The Ottomans retreated in the siege of Vienna and the alliance of Christian nations (called the Holy League) pushed forward taking back the whole of present day Hungary into Christian hands before a peace was signed between the Ottoman Empire and the Holy League in 1699 at Karlowitz.
The invading powers may have a different religion and worship God differently, but they are the same beneath the surface. Hungary and Buda, now conquered by the Austrians became a possession of the Austrian kingdom instead and called the Land of the Crown of Saint Stephen (a fancy title for what was basically annexation).
If there were insurrections in the 16th and 17th century against the Ottomans, than the18th century became an era of struggle for independence from the Habsburg Austrians with a failed revolution in 1848 that led to the eventual formation of the Kingdom of Austria-Hungary. The loss of the war however triggered a new phase of development including the construction of the Chain Bridge linking Buda and Pest.
Then there was the small issue of World War I that halted progress and led to the eventual dissolution of Austria-Hungary as they ended up on the wrong side of the war, the shrinkage of Hungary and the decline of the nation.
World War 2 was up next, and deciding that it was a good opportunity to gain back their old lands lost in the 1920 Treaty of Trianon, Hungary supported the Third Reich. Budapest was flattened in 1945 during the Battle of Budapest, when the allied forces led by the Soviet Union and Romania invaded the city defended by the Nazi Germans and Hungarian troops.
World War 2 is notorious for the holocaust and one of the cities most hit by it was Budapest, where the then local government sent its own Jewish inhabitants who mostly lived in Pest to concentration camps.
A topic that has today led to raw wounds due to a controversial attempt labelled as historical revisionism, but more on that another time.
What has become of the Jewish Quarter in Budapest?

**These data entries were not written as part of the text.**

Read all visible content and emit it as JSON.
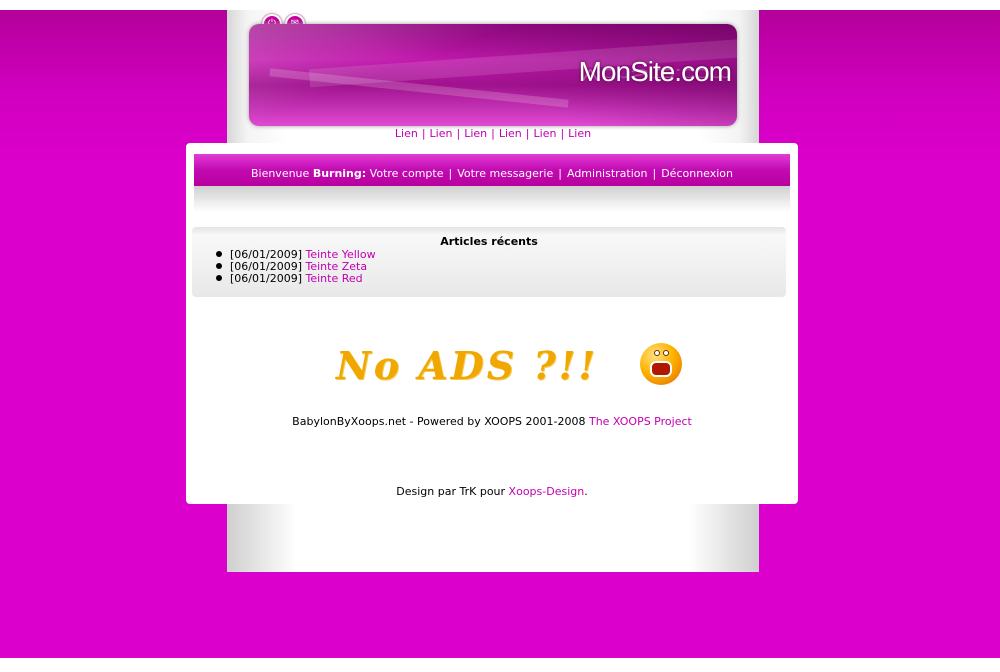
{
  "header": {
    "site_title": "MonSite.com",
    "icons": [
      "power-icon",
      "mail-icon"
    ],
    "links": [
      "Lien",
      "Lien",
      "Lien",
      "Lien",
      "Lien",
      "Lien"
    ]
  },
  "userbar": {
    "welcome": "Bienvenue",
    "username": "Burning:",
    "links": [
      "Votre compte",
      "Votre messagerie",
      "Administration",
      "Déconnexion"
    ]
  },
  "recent_articles": {
    "title": "Articles récents",
    "items": [
      {
        "date": "[06/01/2009]",
        "title": "Teinte Yellow"
      },
      {
        "date": "[06/01/2009]",
        "title": "Teinte Zeta"
      },
      {
        "date": "[06/01/2009]",
        "title": "Teinte Red"
      }
    ]
  },
  "ads": {
    "text": "No ADS ?!!",
    "icon": "screaming-face-icon"
  },
  "footer": {
    "powered_text": "BabylonByXoops.net - Powered by XOOPS 2001-2008",
    "powered_link": "The XOOPS Project",
    "design_text": "Design par TrK pour",
    "design_link": "Xoops-Design",
    "design_end": "."
  },
  "colors": {
    "background": "#dc00cc",
    "link": "#c000b0",
    "ads_text": "#f0a800"
  }
}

It is now home to ruin bars and some of the best dining concepts in the city.
We all know how history turned out, and Hungary once again chose wrongly enabling themselves to be liberated by the Soviet Union and beginning a new era of Red Hungary.
1956 was an important year in Budapest and Hungary, a failed revolution led to a strict Stalinist communist rule be replaced by a more relaxed one, known as Goulash Communism – because life became a lot tastier after the revolution.
Democracy came to Budapest in 1990 and Hungary and Budapest have finally been able to govern themselves as an independent country on a stable rise and Budapest is once again regaining its status as the Pearl of the Danube.
Let’s go check it out!